That's one of the reasons that I oppose the city's elevated heavy rail plan. The promoters call it green, the engineering calls it dark black!

And that's one of the reasons environmentalists dislike the new EPA ratings for electric cars. For example, the Nissan Leaf gets 106 mpge (or MPG-equivalent). Quoting the LA Times:

"Things got hairy with the Leaf. The EPA worked out a formula in which an electric car using 33.7 kilowatt-hours of electricity was considered equivalent to a standard vehicle using a gallon of gasoline.

[On the other hand, a better] process would consider all the greenhouse gases released from the time the electricity is first generated until it is sent through transmission lines to charging units. Based on such measurements, the Leaf would rack up more than 250 grams of CO2 and other emissions every mile, according to data from the Energy Department's Argonne National Lab. Gasoline-fueled cars on average release 450 grams a mile.

The fact that the emissions came from a coal plant producing electricity in Utah is just as bad as if they came out of the tailpipe."

Sustainability is often misused for marketing purposes but in the right hands it provides a mindset and tools to get a holistic view of the impacts of a technological option as small as a solar panel or a household appliance, and as large as a hydro-power dam or a transportation system.

1 comment:

. said...

What're your thoughts on solar water panels and PV panels?

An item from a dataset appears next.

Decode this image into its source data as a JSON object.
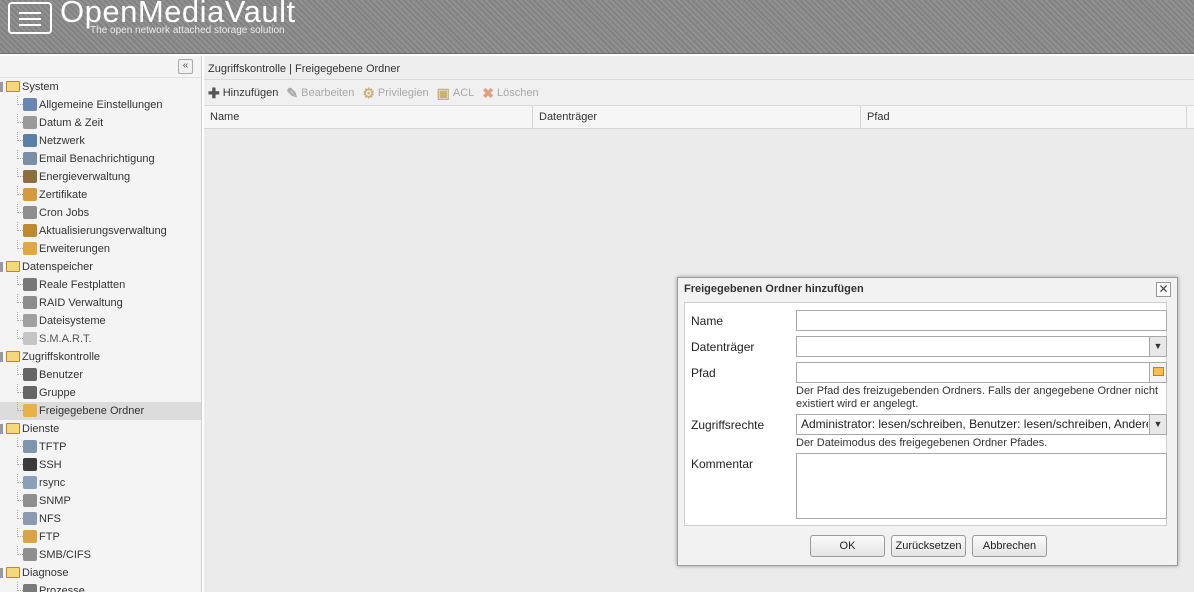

They are often touted as a way to reduce electricity bills and dependence on fossil fuels, but i wonder -- doesn't it take a lot of refining and heavy metals to make the panels in the first place? How long is their useful life? Do the larger cradle-to-grave costs outweigh the purported benefits?